12 Aug

Chilean filmmaker Sebastian Silva made waves at this years Sundance Film Festival with two superb films staring Michael Cera that were both filmed on-location in Chile. Micheal Cera hasn’t always been one of my favorite actors, but his performance in Magic Magic shows he can be more than the self-conscious teen nerd he has come to be known for (Superbad, Juno, Arrested Development).

Magic Magic is the story of an American girl named Alicia (played by the always lovely Juno Temple), who visits her cousin studying in Chile.  Because of an unexpected exam, her cousin Sarah (Emily Browning) is separated, leaving Alicia to journey with a group of strangers towards a vacation home on a mysterious island. Of course, things aren’t always what they appear to be, and what starts out as an innocent trip with some friends turns into a bizarre and unforgettable journey.

What really makes this film remarkable is the wonderful casting and chemistry that this group of friends share on-screen. Michael Cera is brilliant and adds a subtle but welcoming amount of comedic relief. Juno Temple is also fabulous and creates an intense mood in the film through her performance. Emily Browning, Catalina Moreno, and Augustin Silva make a great and believable supporting characters.

Some friendly advice: if you are the type who hates spoilers then DO NOT WATCH THE TRAILER, as it gives away far too much of the plot. If you aren’t into the weird, psychological sort of films, then this might not be your cup of tea, but I think Magic Magic is one of the year’s best for it’s unpredictability, wonderful cast, and intense thrilling script.

Rating: 8/10

Similar to: Black Swan, Repulsion, Sisters

Side Effects (2012)

12 Feb

Side Effects is the new psychological drama directed by legendary auteur Steven Soderbergh.  After covering a wealth of genres and cinematic styles, Soderbergh recently announced his retirement from film saying this would be his last theatrical release.

Thankfully he is leaving on a good note.

Side Effects follows the story of Emily Taylor (played by Rooney Mara), a NYC graphic designer whose husband Martin(Channing Tatum) has just recently came back from serving some jail time associated with insider trading.  Emily becomes increasingly depressed and starts seeing psychologist Dr. Banks (Jude Law) who prescribes her with a new anti-depressant that recently hit the market.

Soderbergh, mostly known for his Ocean’s Trilogy and the best-picture nominated Traffic, has recently excelled with a handful of successful films over the past three years. Haywire, Magic Mike, Contagion, and The Informant are a few that come to mind. Side Effects carefully mixes elements of Soderbergh’s past work (soft lighting, ensemble casting, and  noir-esc feel) with this ever-present feeling of impending doom.  You get the sense that things are going to end badly for the characters – and they do.

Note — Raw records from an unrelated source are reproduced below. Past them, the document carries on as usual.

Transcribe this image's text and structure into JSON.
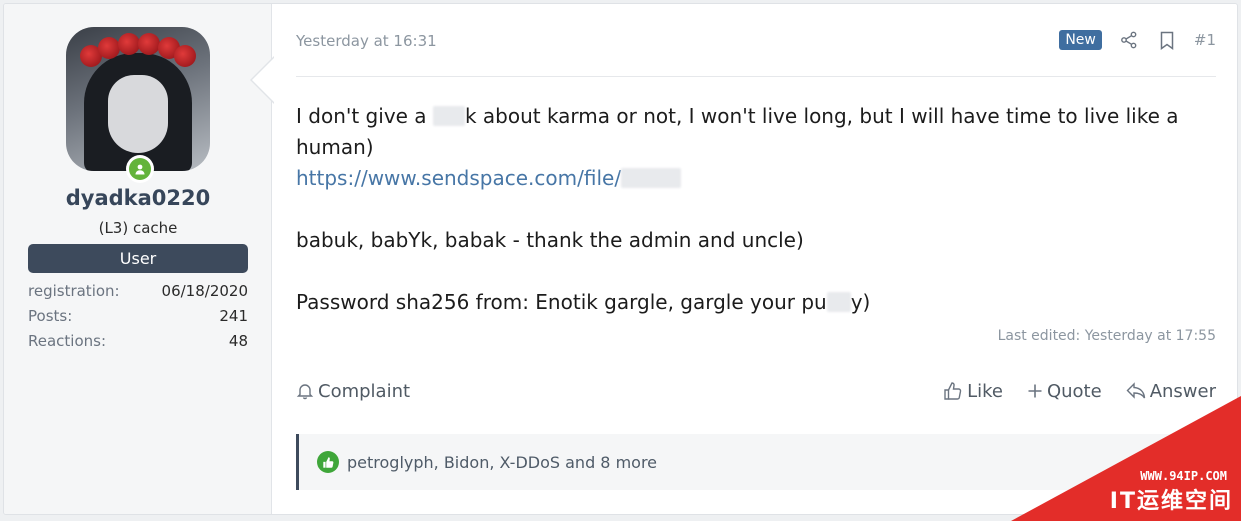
{
  "user": {
    "username": "dyadka0220",
    "title": "(L3) cache",
    "banner": "User",
    "stats": [
      {
        "label": "registration:",
        "value": "06/18/2020"
      },
      {
        "label": "Posts:",
        "value": "241"
      },
      {
        "label": "Reactions:",
        "value": "48"
      }
    ]
  },
  "post": {
    "date": "Yesterday at 16:31",
    "new_badge": "New",
    "number": "#1",
    "line1_a": "I don't give a ",
    "line1_b": "k about karma or not, I won't live long, but I will have time to live like a human)",
    "link": "https://www.sendspace.com/file/",
    "line3": "babuk, babYk, babak - thank the admin and uncle)",
    "line4_a": "Password sha256 from: Enotik gargle, gargle your pu",
    "line4_b": "y)",
    "edited": "Last edited: Yesterday at 17:55"
  },
  "actions": {
    "complaint": "Complaint",
    "like": "Like",
    "quote": "Quote",
    "answer": "Answer"
  },
  "reactions": {
    "text": "petroglyph, Bidon, X-DDoS and 8 more"
  },
  "watermark": {
    "url": "WWW.94IP.COM",
    "text": "IT运维空间"
  },
  "colors": {
    "accent": "#3d4a5c",
    "link": "#4776a6",
    "online": "#63b33b",
    "new_badge": "#3f6ea0",
    "watermark": "#e32d29"
  }
}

Overall, the film is an journey into the psyche of mental illness, depression, drug abuse and human nature – and it takes you places you never could have guessed. It’s unpredictable, suspenseful, thought-provoking and boldly acted; I loved this movie, and could not have asked for a better goodbye gift from such a talented director.

side-effects-girl-crying

8/10 stars 

Similar to: The Girl With The Dragon Tattoo, Contagion, The Machinist